The twin effects of the coronavirus epidemic and the desert locust invasion portend a bleak future for the country.
Just when some optimism was beginning to emerge, with the locusts having slowed down in recent weeks, the Covid-19 scourge emerged.
And as the authorities have focused fully on dealing with the epidemic, the locusts are back, wreaking havoc again.
Farmers in the South Rift region are grappling with swarms that could cause major losses and hunger.
In what smacks of an evil conspiracy of natural calamities, some respite in the aerial spraying of the insects due to the coronavirus crisis seems to have created an opening for this fresh onslaught.
Large swarms have been spotted in Nakuru County, and the Samburu County government has also raised the alarm about the pests.
The voracious insects have also been sighted in Laikipia and Nyandarua.
According to experts, this is the heaviest locust infestation in Kenya in 70 years and the worst outbreak in 25 years for Somalia and Ethiopia.
By January, data from the UN Food and Agriculture Organisation indicated that nearly 110,000 hectares had been ravaged by the desert locusts in the Horn of Africa.
In mid-February, some 17 Kenyan counties had been affected, with many more under threat if the current swarms are not stopped from laying eggs and producing another generation.
These extremely destructive insects can travel up to 150 kilometres per day and can be quite hard to contain as they devour crops and other vegetation, laying fields bare.
As farmers begin to plant crops in preparation for the long rains from April to June, many fear that a larger, new generation could emerge and wipe out the next harvest.

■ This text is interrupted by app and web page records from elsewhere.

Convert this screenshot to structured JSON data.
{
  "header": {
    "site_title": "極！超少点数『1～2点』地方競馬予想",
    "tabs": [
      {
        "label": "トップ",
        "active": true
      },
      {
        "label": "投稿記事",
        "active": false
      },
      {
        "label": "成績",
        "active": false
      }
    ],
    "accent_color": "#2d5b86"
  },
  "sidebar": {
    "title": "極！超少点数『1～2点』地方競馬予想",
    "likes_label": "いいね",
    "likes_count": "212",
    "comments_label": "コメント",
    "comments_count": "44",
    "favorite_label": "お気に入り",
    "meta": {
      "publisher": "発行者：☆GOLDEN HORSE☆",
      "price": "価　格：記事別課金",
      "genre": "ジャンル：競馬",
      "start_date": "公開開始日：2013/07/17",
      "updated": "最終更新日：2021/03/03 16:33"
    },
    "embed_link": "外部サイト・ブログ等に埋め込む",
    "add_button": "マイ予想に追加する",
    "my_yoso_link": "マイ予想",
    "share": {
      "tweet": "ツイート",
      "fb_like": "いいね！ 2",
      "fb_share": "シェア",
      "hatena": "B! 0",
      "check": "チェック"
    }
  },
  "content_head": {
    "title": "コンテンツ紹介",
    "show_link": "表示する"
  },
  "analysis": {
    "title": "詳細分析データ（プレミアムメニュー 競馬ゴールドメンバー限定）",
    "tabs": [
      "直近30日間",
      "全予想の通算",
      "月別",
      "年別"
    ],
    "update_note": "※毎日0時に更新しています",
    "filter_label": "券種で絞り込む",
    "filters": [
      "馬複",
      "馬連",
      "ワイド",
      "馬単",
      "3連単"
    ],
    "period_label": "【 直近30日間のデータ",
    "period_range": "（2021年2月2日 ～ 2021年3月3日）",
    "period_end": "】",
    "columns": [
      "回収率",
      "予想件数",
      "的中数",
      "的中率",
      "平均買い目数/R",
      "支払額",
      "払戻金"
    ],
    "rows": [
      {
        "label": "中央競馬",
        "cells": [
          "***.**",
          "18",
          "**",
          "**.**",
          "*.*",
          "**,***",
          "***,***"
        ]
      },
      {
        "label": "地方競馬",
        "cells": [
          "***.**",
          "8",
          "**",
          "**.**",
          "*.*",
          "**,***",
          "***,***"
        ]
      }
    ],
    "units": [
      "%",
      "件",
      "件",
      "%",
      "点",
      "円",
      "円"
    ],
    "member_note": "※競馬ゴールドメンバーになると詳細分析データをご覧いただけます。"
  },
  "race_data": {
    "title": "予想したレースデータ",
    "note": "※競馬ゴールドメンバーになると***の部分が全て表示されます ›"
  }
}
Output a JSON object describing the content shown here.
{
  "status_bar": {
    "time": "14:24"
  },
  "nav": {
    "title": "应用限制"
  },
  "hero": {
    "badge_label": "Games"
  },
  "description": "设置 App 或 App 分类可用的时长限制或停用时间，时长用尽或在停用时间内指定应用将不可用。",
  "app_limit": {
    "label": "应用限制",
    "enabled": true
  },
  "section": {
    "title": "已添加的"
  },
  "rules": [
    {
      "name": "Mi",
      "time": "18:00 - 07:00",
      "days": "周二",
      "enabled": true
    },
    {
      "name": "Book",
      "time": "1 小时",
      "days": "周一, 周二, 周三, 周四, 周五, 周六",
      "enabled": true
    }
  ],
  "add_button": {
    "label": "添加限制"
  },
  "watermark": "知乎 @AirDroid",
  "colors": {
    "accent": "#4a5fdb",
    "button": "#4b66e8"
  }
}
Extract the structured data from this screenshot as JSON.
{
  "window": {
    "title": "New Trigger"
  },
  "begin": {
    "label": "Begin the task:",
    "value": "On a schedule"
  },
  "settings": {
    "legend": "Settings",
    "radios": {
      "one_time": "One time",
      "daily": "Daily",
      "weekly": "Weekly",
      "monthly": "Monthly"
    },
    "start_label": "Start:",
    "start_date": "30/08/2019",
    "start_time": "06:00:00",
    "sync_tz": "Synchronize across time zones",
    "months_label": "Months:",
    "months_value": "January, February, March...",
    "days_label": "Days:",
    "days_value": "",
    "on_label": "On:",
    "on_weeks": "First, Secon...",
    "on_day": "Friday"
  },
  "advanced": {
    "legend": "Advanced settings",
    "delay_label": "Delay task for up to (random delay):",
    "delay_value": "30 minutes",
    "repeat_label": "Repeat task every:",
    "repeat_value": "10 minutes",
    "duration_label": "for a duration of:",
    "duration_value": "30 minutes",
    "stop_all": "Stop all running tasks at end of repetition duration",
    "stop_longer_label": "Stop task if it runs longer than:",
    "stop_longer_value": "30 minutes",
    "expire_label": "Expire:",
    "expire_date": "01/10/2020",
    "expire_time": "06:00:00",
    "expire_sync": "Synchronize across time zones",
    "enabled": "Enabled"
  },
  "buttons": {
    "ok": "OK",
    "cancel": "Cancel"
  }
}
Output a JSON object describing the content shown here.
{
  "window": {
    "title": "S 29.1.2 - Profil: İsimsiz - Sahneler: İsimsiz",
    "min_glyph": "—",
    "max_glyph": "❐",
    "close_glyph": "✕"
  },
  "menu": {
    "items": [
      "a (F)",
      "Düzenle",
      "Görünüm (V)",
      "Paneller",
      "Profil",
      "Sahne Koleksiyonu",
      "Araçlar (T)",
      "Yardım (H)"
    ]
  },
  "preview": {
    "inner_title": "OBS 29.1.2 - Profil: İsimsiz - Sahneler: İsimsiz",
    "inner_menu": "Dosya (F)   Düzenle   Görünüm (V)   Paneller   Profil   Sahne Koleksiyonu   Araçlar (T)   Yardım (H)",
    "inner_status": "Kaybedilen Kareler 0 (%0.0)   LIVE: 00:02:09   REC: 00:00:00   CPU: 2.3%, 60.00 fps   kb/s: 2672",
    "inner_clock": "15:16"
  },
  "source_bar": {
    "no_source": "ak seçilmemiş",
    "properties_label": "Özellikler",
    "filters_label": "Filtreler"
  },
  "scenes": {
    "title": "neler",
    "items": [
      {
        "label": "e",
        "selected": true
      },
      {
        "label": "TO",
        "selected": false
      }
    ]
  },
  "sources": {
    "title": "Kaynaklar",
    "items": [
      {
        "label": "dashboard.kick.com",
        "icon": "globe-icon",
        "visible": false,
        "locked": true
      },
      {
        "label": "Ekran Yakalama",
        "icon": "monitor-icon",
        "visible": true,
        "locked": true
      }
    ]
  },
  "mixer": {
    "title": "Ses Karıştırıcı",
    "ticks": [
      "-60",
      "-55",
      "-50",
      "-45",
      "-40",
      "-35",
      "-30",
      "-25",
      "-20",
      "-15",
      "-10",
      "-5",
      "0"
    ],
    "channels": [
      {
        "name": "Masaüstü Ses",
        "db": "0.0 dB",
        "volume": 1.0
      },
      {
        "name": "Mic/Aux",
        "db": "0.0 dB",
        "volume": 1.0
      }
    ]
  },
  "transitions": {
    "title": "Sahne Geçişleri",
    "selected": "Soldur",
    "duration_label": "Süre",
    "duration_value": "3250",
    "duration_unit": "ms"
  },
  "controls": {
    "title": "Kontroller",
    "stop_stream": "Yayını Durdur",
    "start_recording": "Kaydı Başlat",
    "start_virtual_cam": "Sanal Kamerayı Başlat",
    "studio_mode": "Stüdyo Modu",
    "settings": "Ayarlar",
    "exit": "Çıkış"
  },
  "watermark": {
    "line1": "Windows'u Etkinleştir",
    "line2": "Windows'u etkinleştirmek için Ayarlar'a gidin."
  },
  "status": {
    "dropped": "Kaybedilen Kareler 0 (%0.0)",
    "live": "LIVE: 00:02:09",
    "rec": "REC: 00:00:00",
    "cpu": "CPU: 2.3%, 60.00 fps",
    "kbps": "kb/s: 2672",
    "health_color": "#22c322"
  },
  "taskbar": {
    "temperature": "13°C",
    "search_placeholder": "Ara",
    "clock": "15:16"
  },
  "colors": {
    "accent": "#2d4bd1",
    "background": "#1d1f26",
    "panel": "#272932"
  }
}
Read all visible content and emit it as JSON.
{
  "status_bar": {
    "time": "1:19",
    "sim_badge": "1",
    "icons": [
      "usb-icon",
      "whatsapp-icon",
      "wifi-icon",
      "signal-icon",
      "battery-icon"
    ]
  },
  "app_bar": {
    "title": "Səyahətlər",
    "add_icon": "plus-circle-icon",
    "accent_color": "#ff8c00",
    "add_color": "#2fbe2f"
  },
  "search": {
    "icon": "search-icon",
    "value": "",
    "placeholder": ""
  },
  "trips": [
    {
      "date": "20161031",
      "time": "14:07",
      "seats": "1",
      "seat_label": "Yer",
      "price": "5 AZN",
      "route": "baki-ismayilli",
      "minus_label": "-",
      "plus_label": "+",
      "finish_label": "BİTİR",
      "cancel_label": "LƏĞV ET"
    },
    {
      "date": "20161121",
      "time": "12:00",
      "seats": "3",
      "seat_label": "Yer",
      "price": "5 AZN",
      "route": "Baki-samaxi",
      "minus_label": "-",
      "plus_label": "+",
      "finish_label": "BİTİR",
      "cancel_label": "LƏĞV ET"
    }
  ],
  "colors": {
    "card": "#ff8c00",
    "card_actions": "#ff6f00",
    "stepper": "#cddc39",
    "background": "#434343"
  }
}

The spawning of this second generation must be stopped to avert a full-blown crisis.